• Required work: Images don't belong in the copy. Output the rest of the data exactly.

• Data:

○ ○ ○ ○ ○ ○ ○

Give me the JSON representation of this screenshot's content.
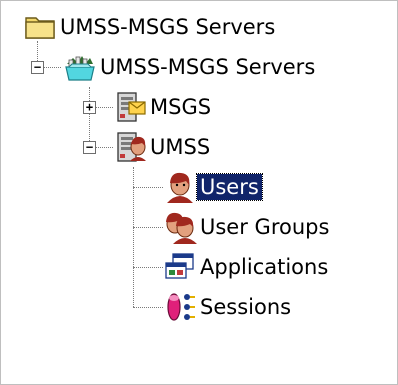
{
  "tree": {
    "root": {
      "label": "UMSS-MSGS Servers",
      "icon": "folder-icon"
    },
    "group": {
      "label": "UMSS-MSGS Servers",
      "icon": "server-group-icon",
      "expander": "−"
    },
    "msgs": {
      "label": "MSGS",
      "icon": "msgs-server-icon",
      "expander": "+"
    },
    "umss": {
      "label": "UMSS",
      "icon": "umss-server-icon",
      "expander": "−"
    },
    "children": [
      {
        "label": "Users",
        "icon": "users-icon",
        "selected": true
      },
      {
        "label": "User Groups",
        "icon": "user-groups-icon",
        "selected": false
      },
      {
        "label": "Applications",
        "icon": "applications-icon",
        "selected": false
      },
      {
        "label": "Sessions",
        "icon": "sessions-icon",
        "selected": false
      }
    ]
  },
  "colors": {
    "selection": "#10246a",
    "folder": "#f2d76b"
  }
}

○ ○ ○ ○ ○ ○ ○

• Response to this exercise:
Give me the JSON representation of this screenshot's content.
{
  "tree": {
    "root": {
      "label": "UMSS-MSGS Servers",
      "icon": "folder-icon"
    },
    "group": {
      "label": "UMSS-MSGS Servers",
      "icon": "server-group-icon",
      "expander": "−"
    },
    "msgs": {
      "label": "MSGS",
      "icon": "msgs-server-icon",
      "expander": "+"
    },
    "umss": {
      "label": "UMSS",
      "icon": "umss-server-icon",
      "expander": "−"
    },
    "children": [
      {
        "label": "Users",
        "icon": "users-icon",
        "selected": true
      },
      {
        "label": "User Groups",
        "icon": "user-groups-icon",
        "selected": false
      },
      {
        "label": "Applications",
        "icon": "applications-icon",
        "selected": false
      },
      {
        "label": "Sessions",
        "icon": "sessions-icon",
        "selected": false
      }
    ]
  },
  "colors": {
    "selection": "#10246a",
    "folder": "#f2d76b"
  }
}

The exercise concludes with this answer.